On October 25, U.S. Secretary of the Interior Ryan Zinke and the Department of the Interior released their latest report explaining the “burdens” that “impede the production and transportation of energy resources.” The Interior has the authority to oversee energy resources produced on federal lands and waters, and Zinke intends to revoke many of the Obama-era regulations that protect environmentally-vulnerable regions of the country, including glaciers, from economic exploitation.
One of the regions under the Trump Administration’s radar is the Arctic National Wildlife Refuge (ANWR). As GlacierHub reported previously, Zinke has long had his eye on this ecologically-rich glacial region for its potential price tag. In May, for example, Zinke signed an order with the intent of jump-starting energy production in Alaska’s National Petroleum Reserve (NPR-A), which includes the ANWR and in particular the 1002 area.
“American energy production benefits the economy, the environment, and national security. First, it’s better for the environment that the U.S. produces energy. Thanks to advancements in drilling and mining technology, we can responsibly develop our energy resources and return the land to equal or better quality than it was before,” Zinke said in a statement made on March 29 regarding President Trump’s executive order on energy independence. Proponents of preserving the ecological integrity of the region have expressed that drilling will damage an already fragile region.

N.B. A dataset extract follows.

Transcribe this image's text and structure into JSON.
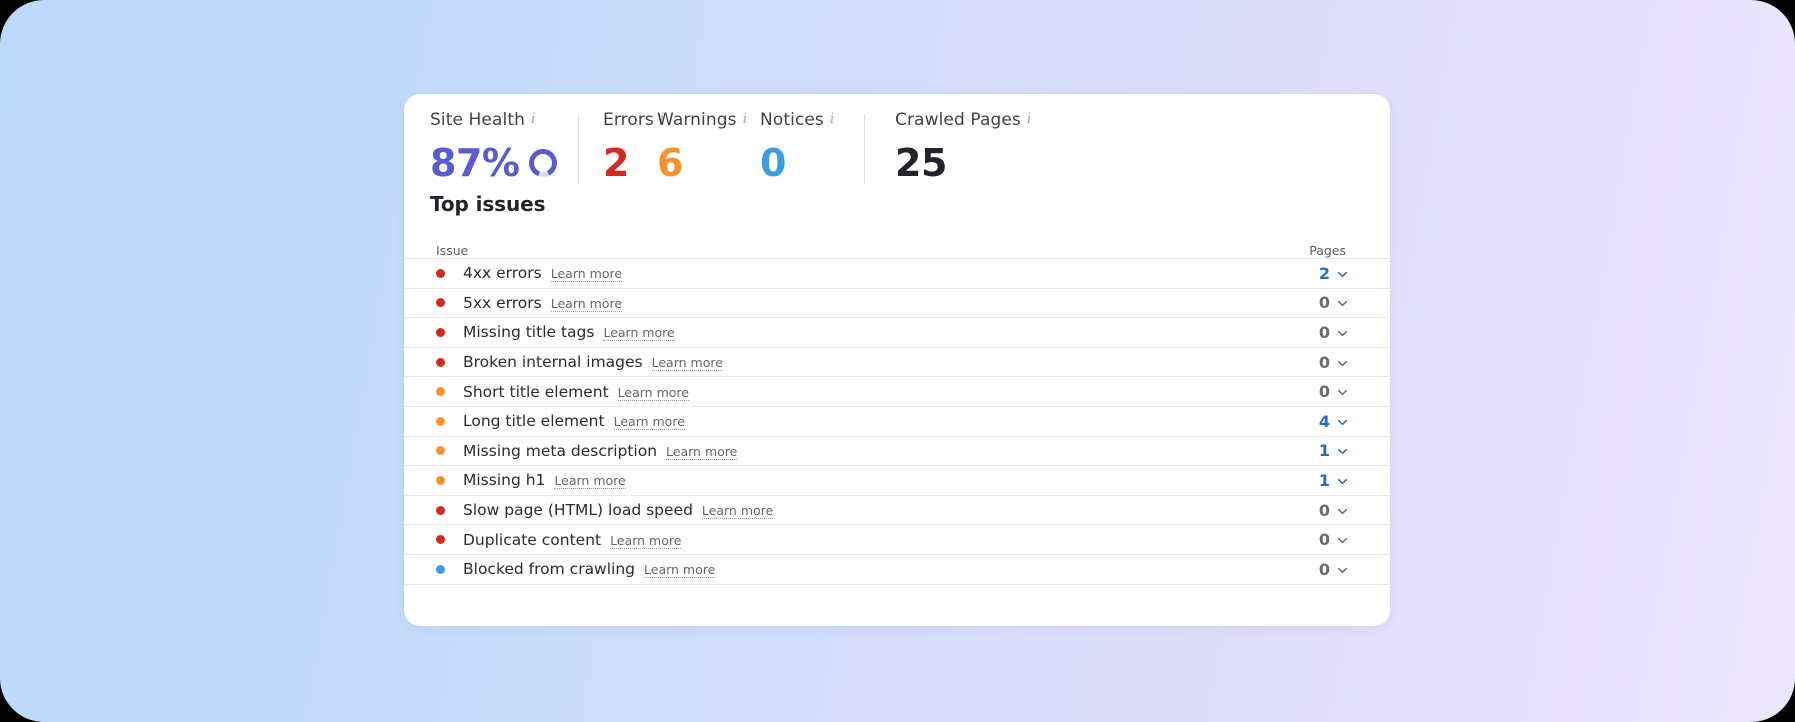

However, despite the uneasiness of environmental groups, Zinke described how “developing our energy resources to grow our economy and protecting the environment are not mutually exclusive” in his latest report. He emphasized that revisiting and repealing “Obama-era job killing regulations” will ensure that public lands are being “managed for the benefit of the people” and in an environmentally responsible way. The considerations the Interior is taking to ensure the production is done in an environmentally-responsible manner remain unclear. As President Trump often states, “We’ll see what happens.”